(Which, to be fair, it was; Cavendish Bentinck's government—toppled after one scandal too many in 1773—was quite easily the worst administration Britain has ever seen.) And since the colonists had no parliamentary representation of their own (for a whole host of reasons, not the least being royal prerogatives, though primarily because they would have posed a threat to the status quo) there were no American parliamentarians to gainsay this impression.Even so, the cabinet had to conduct an overhaul of the Crown's finances now that they didn't have all those special war-taxes.This meant the cutting of defense expenditure, limited campaigns against governmental corruption, moves to ensure the proper collection of taxes and new laws to close tax loopholes.Scotland, a less populous region, had dozens., having grown accustomed to running their own affairs via local governments meant they had no desire for such representation either.

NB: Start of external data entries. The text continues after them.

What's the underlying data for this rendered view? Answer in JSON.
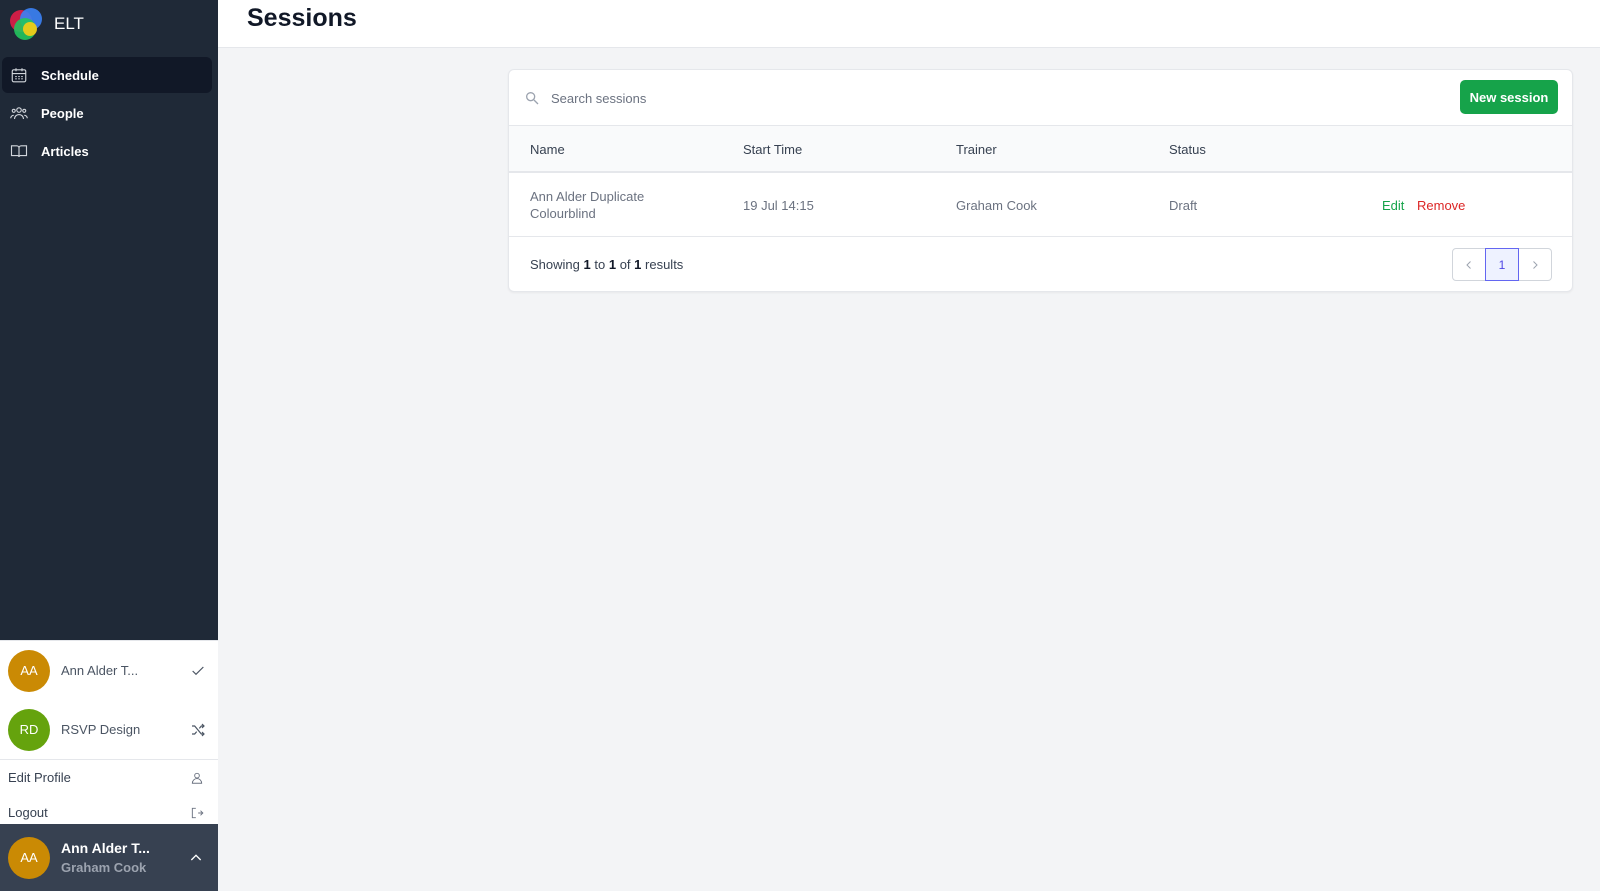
{
  "app": {
    "name": "ELT"
  },
  "sidebar": {
    "items": [
      {
        "label": "Schedule",
        "icon": "calendar-icon",
        "active": true
      },
      {
        "label": "People",
        "icon": "users-icon",
        "active": false
      },
      {
        "label": "Articles",
        "icon": "book-open-icon",
        "active": false
      }
    ]
  },
  "account_menu": {
    "accounts": [
      {
        "initials": "AA",
        "name": "Ann Alder T...",
        "color": "#ca8a04",
        "action_icon": "check-icon"
      },
      {
        "initials": "RD",
        "name": "RSVP Design",
        "color": "#65a30d",
        "action_icon": "shuffle-icon"
      }
    ],
    "links": [
      {
        "label": "Edit Profile",
        "icon": "user-icon"
      },
      {
        "label": "Logout",
        "icon": "logout-icon"
      }
    ]
  },
  "current_user": {
    "initials": "AA",
    "title": "Ann Alder T...",
    "subtitle": "Graham Cook",
    "color": "#ca8a04"
  },
  "header": {
    "title": "Sessions"
  },
  "search": {
    "placeholder": "Search sessions",
    "value": ""
  },
  "toolbar": {
    "new_label": "New session"
  },
  "table": {
    "columns": [
      "Name",
      "Start Time",
      "Trainer",
      "Status"
    ],
    "rows": [
      {
        "name_line1": "Ann Alder Duplicate",
        "name_line2": "Colourblind",
        "start_time": "19 Jul 14:15",
        "trainer": "Graham Cook",
        "status": "Draft",
        "edit_label": "Edit",
        "remove_label": "Remove"
      }
    ]
  },
  "footer": {
    "showing_prefix": "Showing",
    "from": "1",
    "to_word": "to",
    "to": "1",
    "of_word": "of",
    "total": "1",
    "results_word": "results"
  },
  "pagination": {
    "current_page": "1"
  },
  "colors": {
    "accent": "#16a34a",
    "danger": "#dc2626",
    "sidebar": "#1f2937",
    "page_active": "#6366f1"
  }
}
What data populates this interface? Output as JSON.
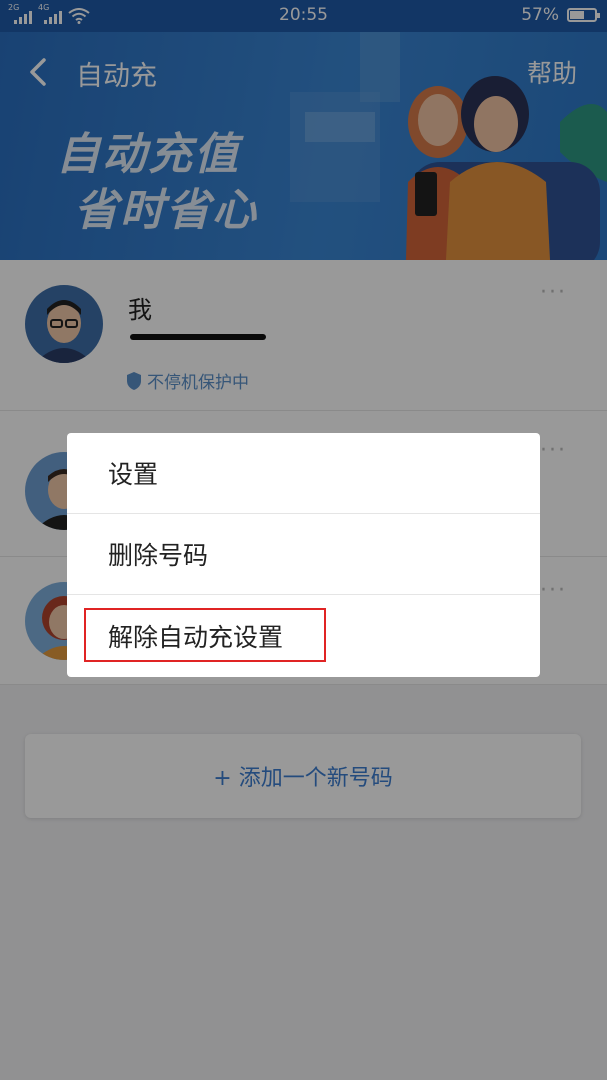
{
  "status_bar": {
    "signal1_tag": "2G",
    "signal2_tag": "4G",
    "time": "20:55",
    "battery_pct": "57%",
    "battery_level": 0.57
  },
  "header": {
    "title": "自动充",
    "help": "帮助",
    "back_icon": "chevron-left-icon"
  },
  "banner": {
    "slogan_line1": "自动充值",
    "slogan_line2": "省时省心"
  },
  "accounts": [
    {
      "name": "我",
      "badge": "不停机保护中",
      "more": "···"
    },
    {
      "more": "···"
    },
    {
      "more": "···"
    }
  ],
  "add_number": "+ 添加一个新号码",
  "menu": {
    "items": [
      "设置",
      "删除号码",
      "解除自动充设置"
    ]
  },
  "colors": {
    "brand_blue": "#2a6fc0",
    "highlight_red": "#e02424",
    "link_blue": "#3d7ed0"
  }
}
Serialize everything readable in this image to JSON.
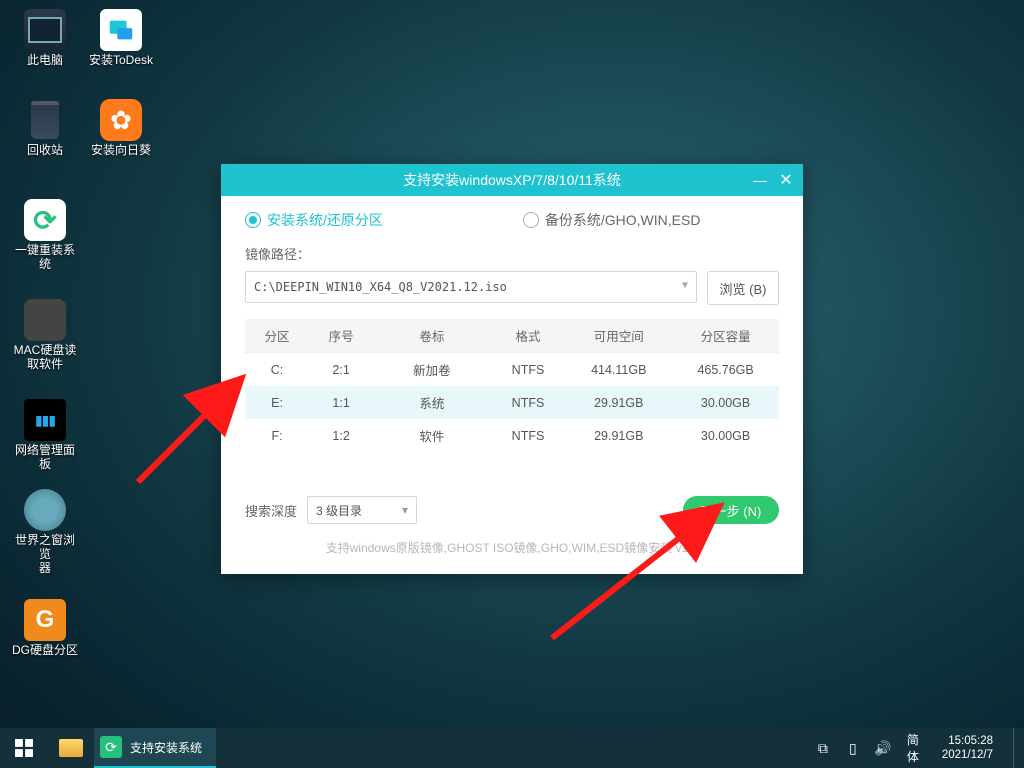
{
  "desktop_icons": [
    {
      "id": "this-pc",
      "label": "此电脑"
    },
    {
      "id": "install-todesk",
      "label": "安装ToDesk"
    },
    {
      "id": "recycle-bin",
      "label": "回收站"
    },
    {
      "id": "install-sunflower",
      "label": "安装向日葵"
    },
    {
      "id": "one-click-reinstall",
      "label": "一键重装系统"
    },
    {
      "id": "mac-disk-reader",
      "label": "MAC硬盘读\n取软件"
    },
    {
      "id": "network-panel",
      "label": "网络管理面板"
    },
    {
      "id": "world-window-browser",
      "label": "世界之窗浏览\n器"
    },
    {
      "id": "dg-partition",
      "label": "DG硬盘分区"
    }
  ],
  "installer": {
    "title": "支持安装windowsXP/7/8/10/11系统",
    "radio_install": "安装系统/还原分区",
    "radio_backup": "备份系统/GHO,WIN,ESD",
    "image_path_label": "镜像路径：",
    "image_path_value": "C:\\DEEPIN_WIN10_X64_Q8_V2021.12.iso",
    "browse_btn": "浏览 (B)",
    "table_headers": {
      "part": "分区",
      "index": "序号",
      "label": "卷标",
      "format": "格式",
      "free": "可用空间",
      "size": "分区容量"
    },
    "partitions": [
      {
        "part": "C:",
        "index": "2:1",
        "label": "新加卷",
        "format": "NTFS",
        "free": "414.11GB",
        "size": "465.76GB",
        "selected": false
      },
      {
        "part": "E:",
        "index": "1:1",
        "label": "系统",
        "format": "NTFS",
        "free": "29.91GB",
        "size": "30.00GB",
        "selected": true
      },
      {
        "part": "F:",
        "index": "1:2",
        "label": "软件",
        "format": "NTFS",
        "free": "29.91GB",
        "size": "30.00GB",
        "selected": false
      }
    ],
    "depth_label": "搜索深度",
    "depth_value": "3 级目录",
    "next_btn": "下一步 (N)",
    "footer_note": "支持windows原版镜像,GHOST ISO镜像,GHO,WIM,ESD镜像安装   v1.0"
  },
  "taskbar": {
    "running_app": "支持安装系统",
    "ime": "简体",
    "time": "15:05:28",
    "date": "2021/12/7"
  }
}
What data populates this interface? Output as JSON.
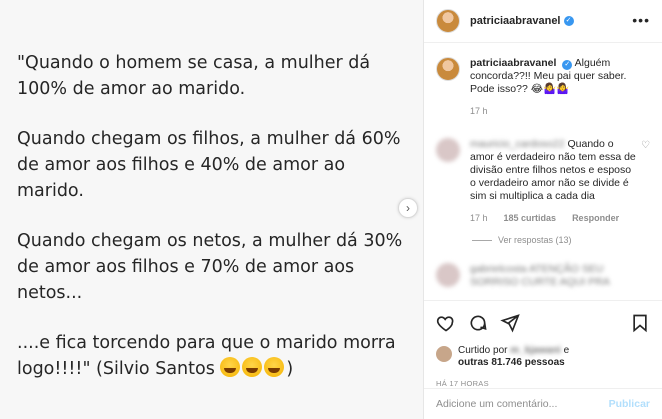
{
  "post": {
    "quote_paragraphs": [
      "\"Quando o homem se casa, a mulher dá 100% de amor ao marido.",
      "Quando chegam os filhos, a mulher dá 60% de amor aos filhos e 40% de amor ao marido.",
      "Quando chegam os netos, a mulher dá 30% de amor aos filhos e 70% de amor aos netos...",
      "....e fica torcendo para que o marido morra logo!!!!\" (Silvio Santos"
    ],
    "quote_end": ")",
    "next_arrow": "›"
  },
  "header": {
    "username": "patriciaabravanel",
    "verified_mark": "✓",
    "more": "•••"
  },
  "caption": {
    "username": "patriciaabravanel",
    "text": "Alguém concorda??!! Meu pai quer saber. Pode isso??",
    "emojis": "😂🤷‍♀️🤷‍♀️",
    "time": "17 h"
  },
  "comment1": {
    "username_blurred": "mauricio_cardoso22",
    "text": "Quando o amor é verdadeiro não tem essa de divisão entre filhos netos e esposo o verdadeiro amor não se divide é sim si multiplica a cada dia",
    "time": "17 h",
    "likes": "185 curtidas",
    "reply": "Responder",
    "view_replies": "Ver respostas (13)"
  },
  "comment2": {
    "blurred_text": "gabrielcosta ATENÇÃO SEU SORRISO CURTE AQUI PRA"
  },
  "likes": {
    "prefix": "Curtido por",
    "user_blurred": "m_kjawani",
    "and": "e",
    "others": "outras 81.746 pessoas"
  },
  "timestamp": "HÁ 17 HORAS",
  "add_comment": {
    "placeholder": "Adicione um comentário...",
    "publish": "Publicar"
  },
  "colors": {
    "verified": "#3897f0",
    "publish": "#b2dffc",
    "muted": "#8e8e8e"
  }
}
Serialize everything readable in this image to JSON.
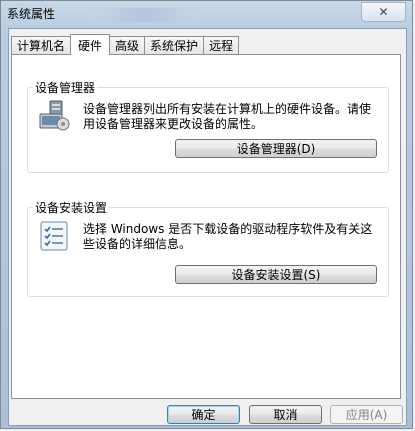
{
  "window": {
    "title": "系统属性",
    "close_symbol": "✕"
  },
  "tabs": [
    {
      "label": "计算机名",
      "active": false
    },
    {
      "label": "硬件",
      "active": true
    },
    {
      "label": "高级",
      "active": false
    },
    {
      "label": "系统保护",
      "active": false
    },
    {
      "label": "远程",
      "active": false
    }
  ],
  "device_manager": {
    "title": "设备管理器",
    "description": "设备管理器列出所有安装在计算机上的硬件设备。请使用设备管理器来更改设备的属性。",
    "button_label": "设备管理器(D)",
    "icon": "device-manager-icon"
  },
  "device_installation": {
    "title": "设备安装设置",
    "description": "选择 Windows 是否下载设备的驱动程序软件及有关这些设备的详细信息。",
    "button_label": "设备安装设置(S)",
    "icon": "checklist-icon"
  },
  "footer": {
    "ok_label": "确定",
    "cancel_label": "取消",
    "apply_label": "应用(A)"
  }
}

Since the signing of the Magna Carta, it had been the right of all Englishmen to be represented before the King in Parliament, through which all laws were passed and by which all taxes had to be approved.And as it happens, for the better part of a century many British citizens considered them Evil Chancellors, few more so than in British America.